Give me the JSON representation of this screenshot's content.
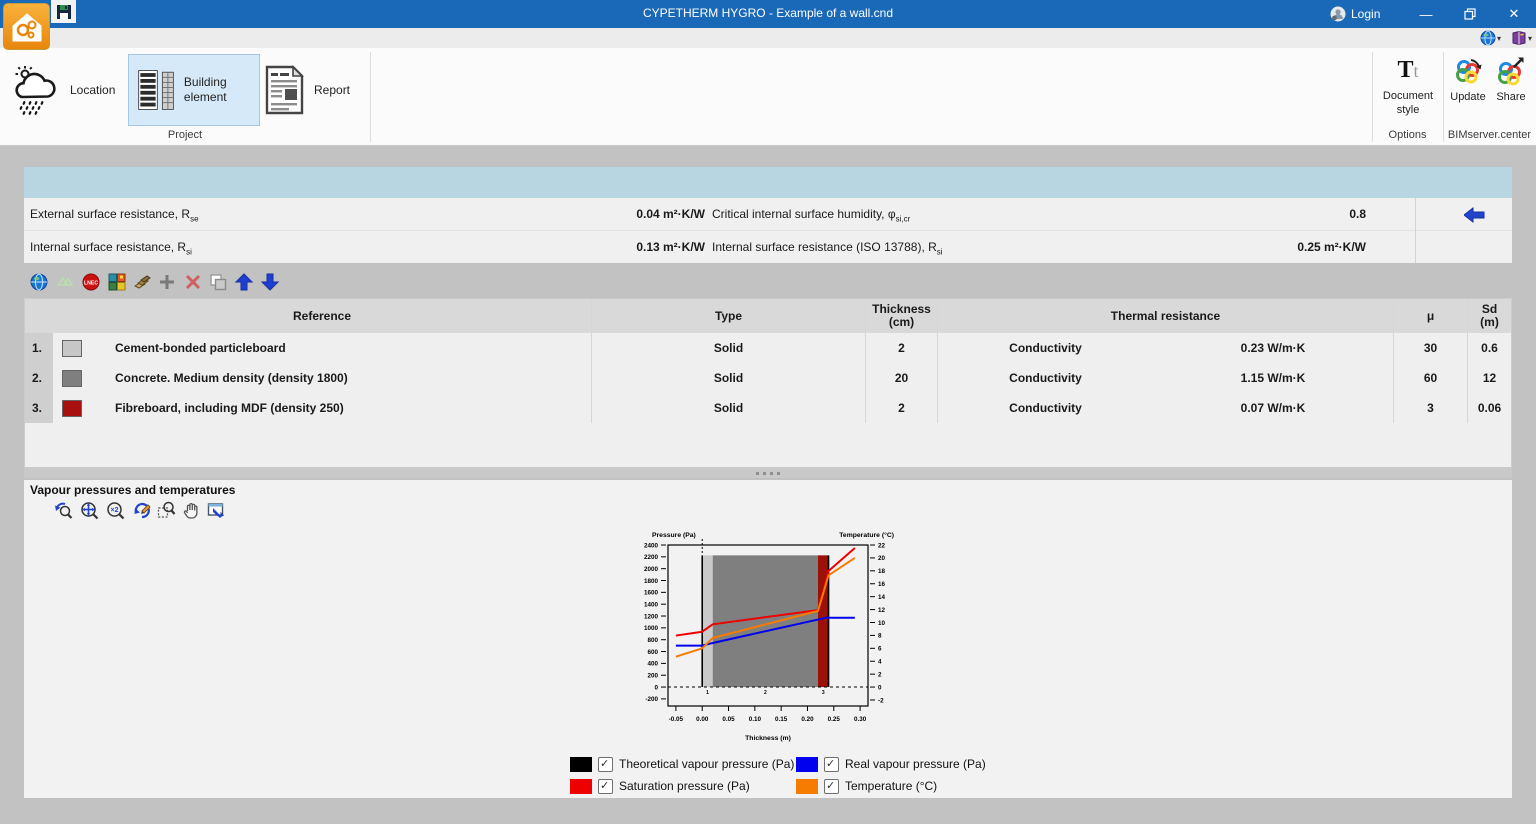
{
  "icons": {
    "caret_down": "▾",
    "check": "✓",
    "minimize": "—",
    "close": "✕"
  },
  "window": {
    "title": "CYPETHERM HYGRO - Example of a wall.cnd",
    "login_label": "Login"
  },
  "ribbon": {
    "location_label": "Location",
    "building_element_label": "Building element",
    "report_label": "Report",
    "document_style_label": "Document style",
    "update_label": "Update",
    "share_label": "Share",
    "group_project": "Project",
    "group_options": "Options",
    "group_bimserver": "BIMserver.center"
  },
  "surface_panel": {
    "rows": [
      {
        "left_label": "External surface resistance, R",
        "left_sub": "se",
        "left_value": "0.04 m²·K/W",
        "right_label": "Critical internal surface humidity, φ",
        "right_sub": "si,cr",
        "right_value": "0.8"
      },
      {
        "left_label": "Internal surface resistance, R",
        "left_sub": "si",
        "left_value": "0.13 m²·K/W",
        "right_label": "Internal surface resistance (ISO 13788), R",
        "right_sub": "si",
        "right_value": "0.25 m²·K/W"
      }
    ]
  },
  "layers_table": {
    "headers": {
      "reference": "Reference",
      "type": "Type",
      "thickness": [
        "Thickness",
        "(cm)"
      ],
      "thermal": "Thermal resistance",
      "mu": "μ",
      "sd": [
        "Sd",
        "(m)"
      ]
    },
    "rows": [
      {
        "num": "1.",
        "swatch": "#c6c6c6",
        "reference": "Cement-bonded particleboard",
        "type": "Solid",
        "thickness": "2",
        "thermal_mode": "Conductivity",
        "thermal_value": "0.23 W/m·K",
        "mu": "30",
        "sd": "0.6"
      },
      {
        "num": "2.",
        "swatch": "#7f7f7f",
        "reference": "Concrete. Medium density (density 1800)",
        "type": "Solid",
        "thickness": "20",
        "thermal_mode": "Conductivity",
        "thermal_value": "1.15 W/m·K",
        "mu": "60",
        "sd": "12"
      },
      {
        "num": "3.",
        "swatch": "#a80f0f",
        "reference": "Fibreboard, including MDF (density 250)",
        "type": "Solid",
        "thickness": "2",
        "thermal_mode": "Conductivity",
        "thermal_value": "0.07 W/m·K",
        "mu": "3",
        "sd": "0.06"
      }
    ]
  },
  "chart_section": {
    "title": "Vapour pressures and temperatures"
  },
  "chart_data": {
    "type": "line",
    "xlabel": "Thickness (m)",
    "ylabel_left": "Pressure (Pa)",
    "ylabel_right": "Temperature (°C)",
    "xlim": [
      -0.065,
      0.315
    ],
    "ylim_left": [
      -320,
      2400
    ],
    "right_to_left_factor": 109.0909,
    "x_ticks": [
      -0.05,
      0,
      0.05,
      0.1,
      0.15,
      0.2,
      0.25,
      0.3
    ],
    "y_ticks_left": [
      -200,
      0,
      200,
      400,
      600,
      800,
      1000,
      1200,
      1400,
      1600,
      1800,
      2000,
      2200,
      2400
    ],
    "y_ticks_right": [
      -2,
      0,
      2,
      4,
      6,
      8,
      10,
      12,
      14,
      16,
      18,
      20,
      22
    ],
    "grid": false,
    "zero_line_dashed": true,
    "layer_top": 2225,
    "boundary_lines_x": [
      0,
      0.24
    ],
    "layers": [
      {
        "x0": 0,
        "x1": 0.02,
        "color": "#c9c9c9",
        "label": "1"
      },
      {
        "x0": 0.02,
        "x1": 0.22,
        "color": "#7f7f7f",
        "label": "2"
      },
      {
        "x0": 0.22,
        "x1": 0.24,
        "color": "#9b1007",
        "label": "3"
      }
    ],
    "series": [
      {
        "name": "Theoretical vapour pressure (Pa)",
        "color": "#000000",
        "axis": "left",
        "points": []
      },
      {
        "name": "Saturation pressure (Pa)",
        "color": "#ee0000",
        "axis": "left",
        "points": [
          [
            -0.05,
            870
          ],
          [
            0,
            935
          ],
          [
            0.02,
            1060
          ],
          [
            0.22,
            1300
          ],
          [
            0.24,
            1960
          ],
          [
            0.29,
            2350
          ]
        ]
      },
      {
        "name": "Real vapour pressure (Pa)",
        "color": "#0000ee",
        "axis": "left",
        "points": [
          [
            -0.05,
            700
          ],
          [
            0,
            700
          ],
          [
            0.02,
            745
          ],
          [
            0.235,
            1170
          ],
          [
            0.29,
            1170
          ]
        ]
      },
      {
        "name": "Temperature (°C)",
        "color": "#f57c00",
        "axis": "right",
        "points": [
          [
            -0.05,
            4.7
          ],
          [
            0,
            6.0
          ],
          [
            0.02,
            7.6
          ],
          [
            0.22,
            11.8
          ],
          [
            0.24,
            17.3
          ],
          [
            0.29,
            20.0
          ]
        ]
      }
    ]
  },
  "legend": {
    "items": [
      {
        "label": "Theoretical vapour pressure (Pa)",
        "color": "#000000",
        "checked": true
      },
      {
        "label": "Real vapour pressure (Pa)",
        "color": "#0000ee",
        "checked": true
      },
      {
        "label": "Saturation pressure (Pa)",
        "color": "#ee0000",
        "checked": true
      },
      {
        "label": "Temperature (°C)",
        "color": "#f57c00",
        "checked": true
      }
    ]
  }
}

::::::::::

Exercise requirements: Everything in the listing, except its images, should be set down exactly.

Your solution:
Give me the JSON representation of this screenshot's content.
{
  "icons": {
    "caret_down": "▾",
    "check": "✓",
    "minimize": "—",
    "close": "✕"
  },
  "window": {
    "title": "CYPETHERM HYGRO - Example of a wall.cnd",
    "login_label": "Login"
  },
  "ribbon": {
    "location_label": "Location",
    "building_element_label": "Building element",
    "report_label": "Report",
    "document_style_label": "Document style",
    "update_label": "Update",
    "share_label": "Share",
    "group_project": "Project",
    "group_options": "Options",
    "group_bimserver": "BIMserver.center"
  },
  "surface_panel": {
    "rows": [
      {
        "left_label": "External surface resistance, R",
        "left_sub": "se",
        "left_value": "0.04 m²·K/W",
        "right_label": "Critical internal surface humidity, φ",
        "right_sub": "si,cr",
        "right_value": "0.8"
      },
      {
        "left_label": "Internal surface resistance, R",
        "left_sub": "si",
        "left_value": "0.13 m²·K/W",
        "right_label": "Internal surface resistance (ISO 13788), R",
        "right_sub": "si",
        "right_value": "0.25 m²·K/W"
      }
    ]
  },
  "layers_table": {
    "headers": {
      "reference": "Reference",
      "type": "Type",
      "thickness": [
        "Thickness",
        "(cm)"
      ],
      "thermal": "Thermal resistance",
      "mu": "μ",
      "sd": [
        "Sd",
        "(m)"
      ]
    },
    "rows": [
      {
        "num": "1.",
        "swatch": "#c6c6c6",
        "reference": "Cement-bonded particleboard",
        "type": "Solid",
        "thickness": "2",
        "thermal_mode": "Conductivity",
        "thermal_value": "0.23 W/m·K",
        "mu": "30",
        "sd": "0.6"
      },
      {
        "num": "2.",
        "swatch": "#7f7f7f",
        "reference": "Concrete. Medium density (density 1800)",
        "type": "Solid",
        "thickness": "20",
        "thermal_mode": "Conductivity",
        "thermal_value": "1.15 W/m·K",
        "mu": "60",
        "sd": "12"
      },
      {
        "num": "3.",
        "swatch": "#a80f0f",
        "reference": "Fibreboard, including MDF (density 250)",
        "type": "Solid",
        "thickness": "2",
        "thermal_mode": "Conductivity",
        "thermal_value": "0.07 W/m·K",
        "mu": "3",
        "sd": "0.06"
      }
    ]
  },
  "chart_section": {
    "title": "Vapour pressures and temperatures"
  },
  "chart_data": {
    "type": "line",
    "xlabel": "Thickness (m)",
    "ylabel_left": "Pressure (Pa)",
    "ylabel_right": "Temperature (°C)",
    "xlim": [
      -0.065,
      0.315
    ],
    "ylim_left": [
      -320,
      2400
    ],
    "right_to_left_factor": 109.0909,
    "x_ticks": [
      -0.05,
      0,
      0.05,
      0.1,
      0.15,
      0.2,
      0.25,
      0.3
    ],
    "y_ticks_left": [
      -200,
      0,
      200,
      400,
      600,
      800,
      1000,
      1200,
      1400,
      1600,
      1800,
      2000,
      2200,
      2400
    ],
    "y_ticks_right": [
      -2,
      0,
      2,
      4,
      6,
      8,
      10,
      12,
      14,
      16,
      18,
      20,
      22
    ],
    "grid": false,
    "zero_line_dashed": true,
    "layer_top": 2225,
    "boundary_lines_x": [
      0,
      0.24
    ],
    "layers": [
      {
        "x0": 0,
        "x1": 0.02,
        "color": "#c9c9c9",
        "label": "1"
      },
      {
        "x0": 0.02,
        "x1": 0.22,
        "color": "#7f7f7f",
        "label": "2"
      },
      {
        "x0": 0.22,
        "x1": 0.24,
        "color": "#9b1007",
        "label": "3"
      }
    ],
    "series": [
      {
        "name": "Theoretical vapour pressure (Pa)",
        "color": "#000000",
        "axis": "left",
        "points": []
      },
      {
        "name": "Saturation pressure (Pa)",
        "color": "#ee0000",
        "axis": "left",
        "points": [
          [
            -0.05,
            870
          ],
          [
            0,
            935
          ],
          [
            0.02,
            1060
          ],
          [
            0.22,
            1300
          ],
          [
            0.24,
            1960
          ],
          [
            0.29,
            2350
          ]
        ]
      },
      {
        "name": "Real vapour pressure (Pa)",
        "color": "#0000ee",
        "axis": "left",
        "points": [
          [
            -0.05,
            700
          ],
          [
            0,
            700
          ],
          [
            0.02,
            745
          ],
          [
            0.235,
            1170
          ],
          [
            0.29,
            1170
          ]
        ]
      },
      {
        "name": "Temperature (°C)",
        "color": "#f57c00",
        "axis": "right",
        "points": [
          [
            -0.05,
            4.7
          ],
          [
            0,
            6.0
          ],
          [
            0.02,
            7.6
          ],
          [
            0.22,
            11.8
          ],
          [
            0.24,
            17.3
          ],
          [
            0.29,
            20.0
          ]
        ]
      }
    ]
  },
  "legend": {
    "items": [
      {
        "label": "Theoretical vapour pressure (Pa)",
        "color": "#000000",
        "checked": true
      },
      {
        "label": "Real vapour pressure (Pa)",
        "color": "#0000ee",
        "checked": true
      },
      {
        "label": "Saturation pressure (Pa)",
        "color": "#ee0000",
        "checked": true
      },
      {
        "label": "Temperature (°C)",
        "color": "#f57c00",
        "checked": true
      }
    ]
  }
}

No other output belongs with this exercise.